Segment Start: The records
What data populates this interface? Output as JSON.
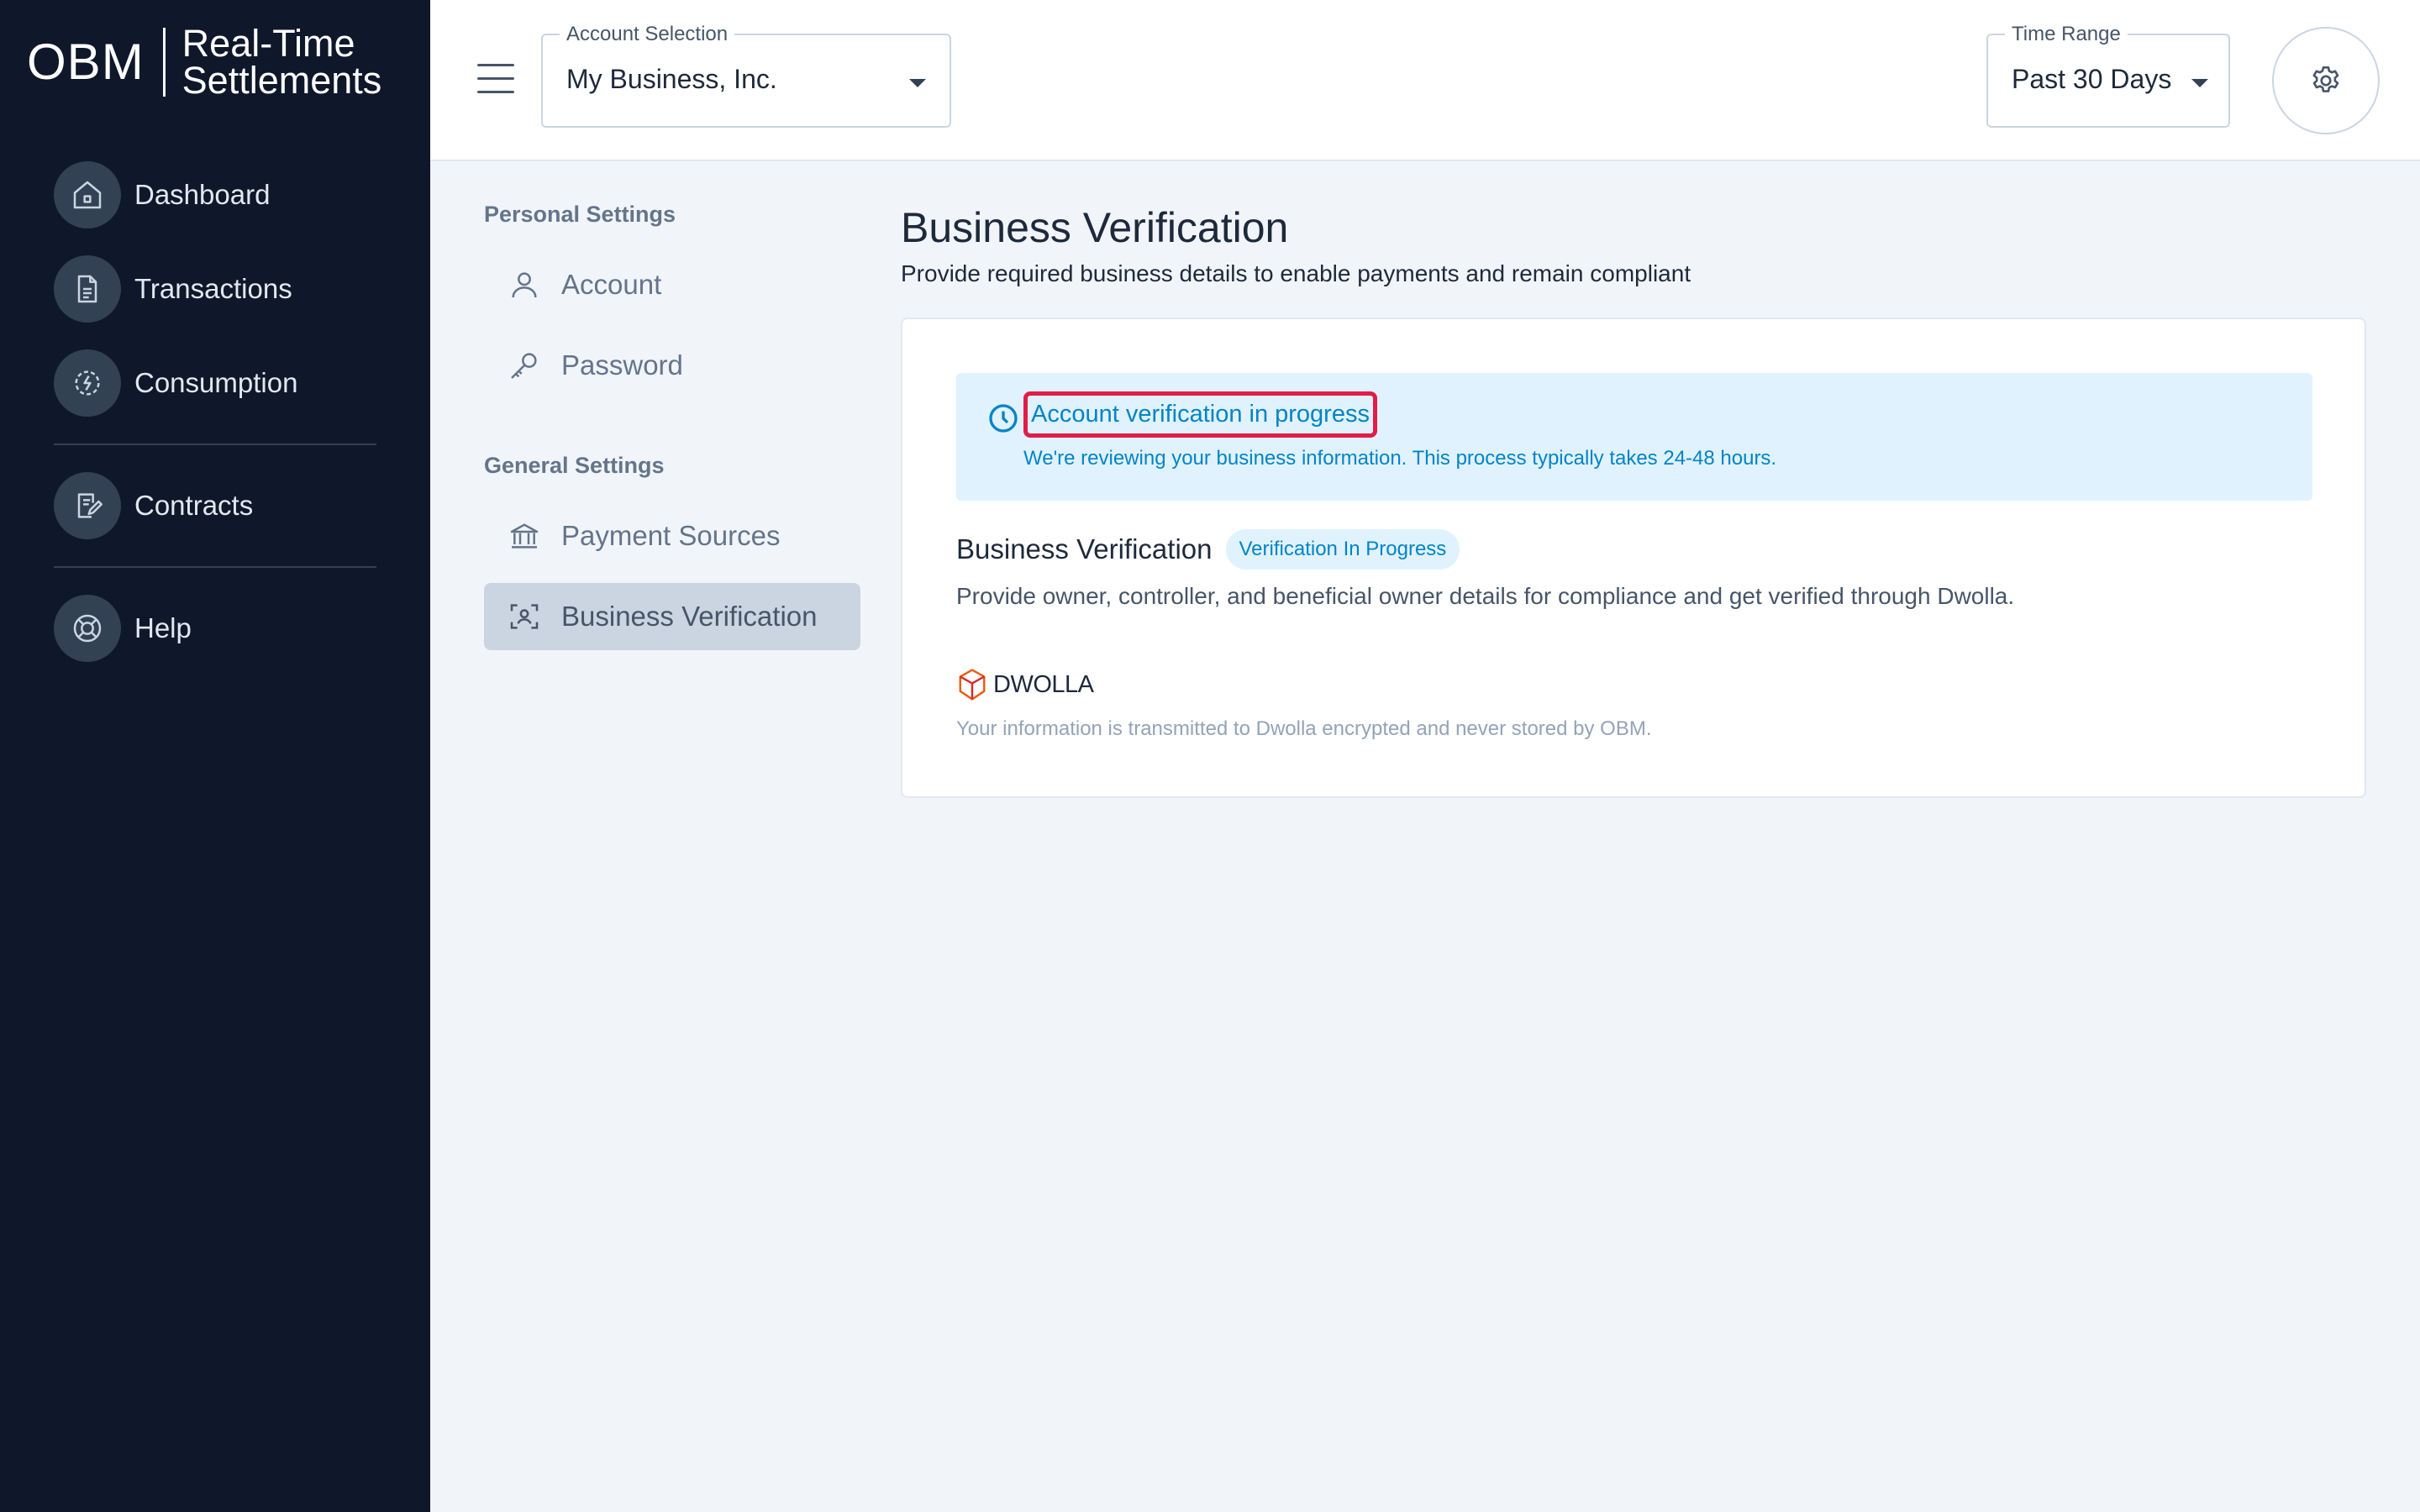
{
  "brand": {
    "logo": "OBM",
    "product_line1": "Real-Time",
    "product_line2": "Settlements"
  },
  "sidebar": {
    "items": [
      {
        "label": "Dashboard",
        "icon": "home-icon"
      },
      {
        "label": "Transactions",
        "icon": "document-icon"
      },
      {
        "label": "Consumption",
        "icon": "energy-icon"
      },
      {
        "label": "Contracts",
        "icon": "contract-icon"
      },
      {
        "label": "Help",
        "icon": "lifebuoy-icon"
      }
    ]
  },
  "topbar": {
    "account_selection": {
      "label": "Account Selection",
      "value": "My Business, Inc."
    },
    "time_range": {
      "label": "Time Range",
      "value": "Past 30 Days"
    }
  },
  "settings_nav": {
    "personal_heading": "Personal Settings",
    "general_heading": "General Settings",
    "items": [
      {
        "label": "Account",
        "icon": "user-icon"
      },
      {
        "label": "Password",
        "icon": "key-icon"
      },
      {
        "label": "Payment Sources",
        "icon": "bank-icon"
      },
      {
        "label": "Business Verification",
        "icon": "face-scan-icon",
        "active": true
      }
    ]
  },
  "main": {
    "title": "Business Verification",
    "description": "Provide required business details to enable payments and remain compliant",
    "alert": {
      "title": "Account verification in progress",
      "body": "We're reviewing your business information. This process typically takes 24-48 hours."
    },
    "section_title": "Business Verification",
    "badge": "Verification In Progress",
    "section_desc": "Provide owner, controller, and beneficial owner details for compliance and get verified through Dwolla.",
    "provider": "DWOLLA",
    "provider_note": "Your information is transmitted to Dwolla encrypted and never stored by OBM."
  },
  "colors": {
    "sidebar_bg": "#0f172a",
    "accent": "#0284c7",
    "alert_bg": "#e0f2fe",
    "highlight": "#e11d48"
  }
}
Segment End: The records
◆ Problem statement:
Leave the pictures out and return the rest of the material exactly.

◆ Result of this exercise:
What data populates this interface? Output as JSON.
{
  "brand": {
    "logo": "OBM",
    "product_line1": "Real-Time",
    "product_line2": "Settlements"
  },
  "sidebar": {
    "items": [
      {
        "label": "Dashboard",
        "icon": "home-icon"
      },
      {
        "label": "Transactions",
        "icon": "document-icon"
      },
      {
        "label": "Consumption",
        "icon": "energy-icon"
      },
      {
        "label": "Contracts",
        "icon": "contract-icon"
      },
      {
        "label": "Help",
        "icon": "lifebuoy-icon"
      }
    ]
  },
  "topbar": {
    "account_selection": {
      "label": "Account Selection",
      "value": "My Business, Inc."
    },
    "time_range": {
      "label": "Time Range",
      "value": "Past 30 Days"
    }
  },
  "settings_nav": {
    "personal_heading": "Personal Settings",
    "general_heading": "General Settings",
    "items": [
      {
        "label": "Account",
        "icon": "user-icon"
      },
      {
        "label": "Password",
        "icon": "key-icon"
      },
      {
        "label": "Payment Sources",
        "icon": "bank-icon"
      },
      {
        "label": "Business Verification",
        "icon": "face-scan-icon",
        "active": true
      }
    ]
  },
  "main": {
    "title": "Business Verification",
    "description": "Provide required business details to enable payments and remain compliant",
    "alert": {
      "title": "Account verification in progress",
      "body": "We're reviewing your business information. This process typically takes 24-48 hours."
    },
    "section_title": "Business Verification",
    "badge": "Verification In Progress",
    "section_desc": "Provide owner, controller, and beneficial owner details for compliance and get verified through Dwolla.",
    "provider": "DWOLLA",
    "provider_note": "Your information is transmitted to Dwolla encrypted and never stored by OBM."
  },
  "colors": {
    "sidebar_bg": "#0f172a",
    "accent": "#0284c7",
    "alert_bg": "#e0f2fe",
    "highlight": "#e11d48"
  }
}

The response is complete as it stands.